L’évaluation mi-parcours est disponible en version française. Veuillez trouver cette publication, « La justice sans corruption, c’est possible – j’y suis engagé » sur le site web de CDA Collaborative Learning Projects

– Is ‘Strength in Numbers’ creating the ability to resist corruption? In this blog post, Cheyanne Scharbatke-Church, shares lessons learned and a few questions raised by the evaluation of Kuleta Haki; an anti-corruption ‘Network’ or dedicated community within the judiciary committed to fighting corruption.  What about the network has encouraged concrete action? and, why is greater resistance by the network not occurring? – Continue reading

Thinking of attending IACC 18 in Denmark?

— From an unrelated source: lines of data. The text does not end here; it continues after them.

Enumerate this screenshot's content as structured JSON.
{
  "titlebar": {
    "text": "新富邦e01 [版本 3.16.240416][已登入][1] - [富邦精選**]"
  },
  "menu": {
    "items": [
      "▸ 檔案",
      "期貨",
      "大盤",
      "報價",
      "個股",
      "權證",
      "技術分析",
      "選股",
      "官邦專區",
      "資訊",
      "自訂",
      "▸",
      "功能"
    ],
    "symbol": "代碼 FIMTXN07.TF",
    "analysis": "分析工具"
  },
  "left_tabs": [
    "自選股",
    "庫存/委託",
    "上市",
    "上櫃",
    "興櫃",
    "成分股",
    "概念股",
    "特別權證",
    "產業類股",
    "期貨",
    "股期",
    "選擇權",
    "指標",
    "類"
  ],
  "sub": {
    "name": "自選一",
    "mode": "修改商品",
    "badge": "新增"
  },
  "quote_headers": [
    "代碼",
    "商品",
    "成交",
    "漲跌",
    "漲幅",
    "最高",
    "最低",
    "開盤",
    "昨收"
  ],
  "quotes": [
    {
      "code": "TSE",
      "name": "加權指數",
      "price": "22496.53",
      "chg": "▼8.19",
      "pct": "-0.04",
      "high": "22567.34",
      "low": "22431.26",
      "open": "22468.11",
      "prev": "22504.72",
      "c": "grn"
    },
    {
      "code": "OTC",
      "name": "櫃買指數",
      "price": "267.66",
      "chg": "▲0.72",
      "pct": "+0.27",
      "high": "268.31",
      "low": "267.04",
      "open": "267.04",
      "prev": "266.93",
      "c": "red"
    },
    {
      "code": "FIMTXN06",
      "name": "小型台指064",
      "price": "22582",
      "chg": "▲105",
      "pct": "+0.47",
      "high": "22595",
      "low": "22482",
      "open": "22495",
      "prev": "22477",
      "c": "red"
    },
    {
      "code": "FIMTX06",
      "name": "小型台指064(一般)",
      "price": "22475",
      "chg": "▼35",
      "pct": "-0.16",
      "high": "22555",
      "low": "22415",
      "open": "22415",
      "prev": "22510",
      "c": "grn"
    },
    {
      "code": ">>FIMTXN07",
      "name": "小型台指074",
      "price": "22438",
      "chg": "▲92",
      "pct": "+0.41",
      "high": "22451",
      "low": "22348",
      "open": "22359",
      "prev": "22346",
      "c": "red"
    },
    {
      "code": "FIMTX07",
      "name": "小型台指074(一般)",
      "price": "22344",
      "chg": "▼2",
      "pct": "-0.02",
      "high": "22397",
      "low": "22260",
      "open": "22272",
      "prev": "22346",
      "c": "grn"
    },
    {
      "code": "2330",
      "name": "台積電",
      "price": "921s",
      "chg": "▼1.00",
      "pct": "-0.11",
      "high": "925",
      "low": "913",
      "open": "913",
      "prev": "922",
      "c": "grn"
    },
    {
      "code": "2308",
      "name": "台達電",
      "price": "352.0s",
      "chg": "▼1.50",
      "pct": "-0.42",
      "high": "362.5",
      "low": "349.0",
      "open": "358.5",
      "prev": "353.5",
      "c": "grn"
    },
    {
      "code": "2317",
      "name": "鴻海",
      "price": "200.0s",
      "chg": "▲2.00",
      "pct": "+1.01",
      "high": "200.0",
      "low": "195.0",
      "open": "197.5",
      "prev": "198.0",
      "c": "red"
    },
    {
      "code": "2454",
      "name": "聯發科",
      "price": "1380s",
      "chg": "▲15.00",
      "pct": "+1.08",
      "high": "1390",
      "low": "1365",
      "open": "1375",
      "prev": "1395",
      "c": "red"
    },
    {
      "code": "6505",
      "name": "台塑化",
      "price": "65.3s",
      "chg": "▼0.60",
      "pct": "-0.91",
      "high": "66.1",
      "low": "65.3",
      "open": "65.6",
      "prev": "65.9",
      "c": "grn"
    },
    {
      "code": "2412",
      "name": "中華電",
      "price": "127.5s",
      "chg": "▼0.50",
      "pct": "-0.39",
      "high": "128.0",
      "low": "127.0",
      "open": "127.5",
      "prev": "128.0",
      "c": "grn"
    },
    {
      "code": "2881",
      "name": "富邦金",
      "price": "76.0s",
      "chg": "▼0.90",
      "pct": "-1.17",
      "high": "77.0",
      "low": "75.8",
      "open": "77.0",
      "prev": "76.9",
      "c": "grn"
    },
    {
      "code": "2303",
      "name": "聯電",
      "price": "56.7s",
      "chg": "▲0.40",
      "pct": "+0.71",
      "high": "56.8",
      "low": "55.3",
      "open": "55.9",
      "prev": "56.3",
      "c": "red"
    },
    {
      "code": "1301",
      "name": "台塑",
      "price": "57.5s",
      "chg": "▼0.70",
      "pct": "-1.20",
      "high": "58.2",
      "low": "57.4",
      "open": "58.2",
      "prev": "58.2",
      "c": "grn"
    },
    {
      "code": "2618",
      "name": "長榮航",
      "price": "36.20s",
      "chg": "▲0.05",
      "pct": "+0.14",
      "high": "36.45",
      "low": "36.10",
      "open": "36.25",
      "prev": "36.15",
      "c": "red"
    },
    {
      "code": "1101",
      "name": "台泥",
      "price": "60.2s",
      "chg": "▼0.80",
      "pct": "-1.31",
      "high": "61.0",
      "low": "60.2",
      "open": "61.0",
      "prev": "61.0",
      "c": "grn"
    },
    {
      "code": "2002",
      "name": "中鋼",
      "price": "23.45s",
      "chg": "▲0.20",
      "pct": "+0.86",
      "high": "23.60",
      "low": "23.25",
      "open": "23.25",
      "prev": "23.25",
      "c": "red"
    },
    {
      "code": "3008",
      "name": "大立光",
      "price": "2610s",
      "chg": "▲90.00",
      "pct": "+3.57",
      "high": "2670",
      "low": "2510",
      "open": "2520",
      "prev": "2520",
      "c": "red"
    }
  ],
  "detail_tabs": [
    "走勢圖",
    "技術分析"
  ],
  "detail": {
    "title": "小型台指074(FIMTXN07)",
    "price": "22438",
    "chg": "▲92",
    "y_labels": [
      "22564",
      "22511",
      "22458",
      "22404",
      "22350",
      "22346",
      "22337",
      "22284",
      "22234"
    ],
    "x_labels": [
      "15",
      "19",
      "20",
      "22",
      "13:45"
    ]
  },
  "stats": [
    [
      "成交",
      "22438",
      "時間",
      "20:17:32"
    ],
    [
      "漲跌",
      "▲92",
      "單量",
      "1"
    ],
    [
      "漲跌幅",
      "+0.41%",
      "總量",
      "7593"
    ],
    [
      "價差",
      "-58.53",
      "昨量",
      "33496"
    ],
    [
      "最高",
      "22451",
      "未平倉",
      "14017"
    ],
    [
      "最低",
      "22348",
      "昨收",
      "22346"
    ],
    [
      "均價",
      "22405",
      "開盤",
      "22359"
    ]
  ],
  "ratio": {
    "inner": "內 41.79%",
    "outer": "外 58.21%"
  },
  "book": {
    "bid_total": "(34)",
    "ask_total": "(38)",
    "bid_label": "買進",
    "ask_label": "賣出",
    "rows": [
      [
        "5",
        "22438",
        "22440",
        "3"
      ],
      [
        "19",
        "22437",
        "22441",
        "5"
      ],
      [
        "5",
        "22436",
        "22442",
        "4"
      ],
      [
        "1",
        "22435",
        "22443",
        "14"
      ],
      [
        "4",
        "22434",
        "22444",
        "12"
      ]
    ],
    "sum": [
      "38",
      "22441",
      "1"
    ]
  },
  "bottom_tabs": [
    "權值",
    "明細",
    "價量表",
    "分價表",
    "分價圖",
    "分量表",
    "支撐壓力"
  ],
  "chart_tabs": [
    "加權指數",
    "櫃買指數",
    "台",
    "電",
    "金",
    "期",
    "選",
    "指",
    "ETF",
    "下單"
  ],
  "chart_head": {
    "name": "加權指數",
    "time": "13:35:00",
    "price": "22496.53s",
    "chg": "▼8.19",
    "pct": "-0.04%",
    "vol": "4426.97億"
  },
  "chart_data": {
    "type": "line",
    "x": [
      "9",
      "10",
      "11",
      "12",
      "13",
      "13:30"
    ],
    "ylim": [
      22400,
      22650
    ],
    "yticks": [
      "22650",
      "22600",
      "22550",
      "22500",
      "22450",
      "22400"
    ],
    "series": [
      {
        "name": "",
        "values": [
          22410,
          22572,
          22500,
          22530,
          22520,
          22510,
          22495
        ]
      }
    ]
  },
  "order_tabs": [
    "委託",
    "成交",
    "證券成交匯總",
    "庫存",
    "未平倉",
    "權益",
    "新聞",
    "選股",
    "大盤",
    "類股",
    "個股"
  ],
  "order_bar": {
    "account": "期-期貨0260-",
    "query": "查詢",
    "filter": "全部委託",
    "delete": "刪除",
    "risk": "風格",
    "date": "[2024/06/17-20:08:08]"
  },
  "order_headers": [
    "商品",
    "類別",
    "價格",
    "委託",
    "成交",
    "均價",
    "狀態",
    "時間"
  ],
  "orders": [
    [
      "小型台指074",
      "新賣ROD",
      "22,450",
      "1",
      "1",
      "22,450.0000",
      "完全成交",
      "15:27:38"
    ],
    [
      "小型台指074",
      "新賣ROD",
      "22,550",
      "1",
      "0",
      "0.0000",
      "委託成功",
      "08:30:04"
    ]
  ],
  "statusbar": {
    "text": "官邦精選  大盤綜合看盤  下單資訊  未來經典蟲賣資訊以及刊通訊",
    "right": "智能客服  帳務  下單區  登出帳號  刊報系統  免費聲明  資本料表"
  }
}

Two weeks ago, over a thousand lawyers, journalists, civil society and government professionals came together for the 17th Annual International Anti-Corruption Conference (IACC) in Panama.  Though IACC 18 is not until 2018, those who will have to raise the funds to attend or get it worked into annual budgeting process may want to start thinking about this now.  As a first time attendee at the IACC, Cheyanne Scharbatke-Church shares a few reflections that may aid you in your decision making. Continue reading

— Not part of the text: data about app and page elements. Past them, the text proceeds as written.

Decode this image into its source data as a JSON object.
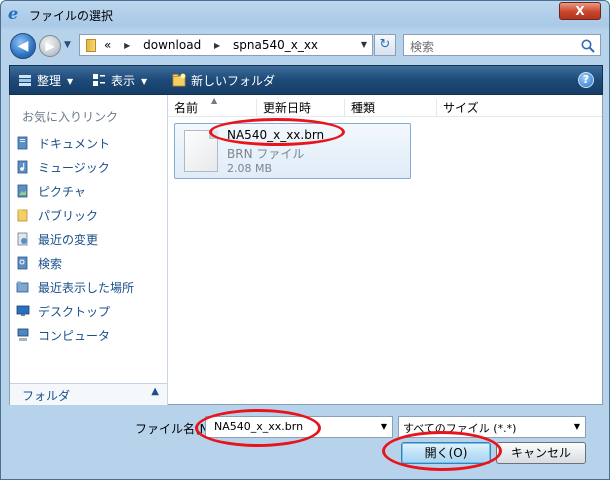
{
  "window": {
    "title": "ファイルの選択",
    "close_label": "X"
  },
  "address": {
    "crumbs": [
      "«",
      "download",
      "spna540_x_xx"
    ],
    "search_placeholder": "検索"
  },
  "toolbar": {
    "organize": "整理",
    "views": "表示",
    "new_folder": "新しいフォルダ",
    "help": "?"
  },
  "navpane": {
    "title": "お気に入りリンク",
    "items": [
      {
        "label": "ドキュメント",
        "icon": "documents-icon"
      },
      {
        "label": "ミュージック",
        "icon": "music-icon"
      },
      {
        "label": "ピクチャ",
        "icon": "pictures-icon"
      },
      {
        "label": "パブリック",
        "icon": "public-folder-icon"
      },
      {
        "label": "最近の変更",
        "icon": "recent-changes-icon"
      },
      {
        "label": "検索",
        "icon": "searches-icon"
      },
      {
        "label": "最近表示した場所",
        "icon": "recent-places-icon"
      },
      {
        "label": "デスクトップ",
        "icon": "desktop-icon"
      },
      {
        "label": "コンピュータ",
        "icon": "computer-icon"
      }
    ],
    "folders_label": "フォルダ"
  },
  "columns": [
    "名前",
    "更新日時",
    "種類",
    "サイズ"
  ],
  "file": {
    "name": "NA540_x_xx.brn",
    "type": "BRN ファイル",
    "size": "2.08 MB"
  },
  "bottom": {
    "filename_label": "ファイル名(N):",
    "filename_value": "NA540_x_xx.brn",
    "filetype_value": "すべてのファイル (*.*)",
    "open_button": "開く(O)",
    "cancel_button": "キャンセル"
  },
  "colors": {
    "highlight_ellipse": "#e8131b",
    "toolbar_bg": "#1d4a78",
    "link_text": "#1a4f8a"
  }
}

What Dynamics Drive Police and Judicial Officers to Engage in Corruption

– Use the systems maps below to follow the police and judicial officers’ experience of corruption in the precincts and courts of Northern Uganda.  These maps, based on research conducted in Gulu and Lira in early 2016, explain what drives their behavior, what enables it, and the relationships between these factors. –

In survey after survey, police in Uganda are consistently ranked the most corrupt state institution, with the judiciary following in the top three.  Crime such as theft, burglary and robbery are experienced by a large swath of citizens, particularly those in vulnerable groups and rural communities; while corruption has proven to be highly resilient.  According to the 2013 Transparency International Global Corruption Barometer for Uganda 55% of respondents felt that the level of corruption had increased a lot over the past 2 years. Continue reading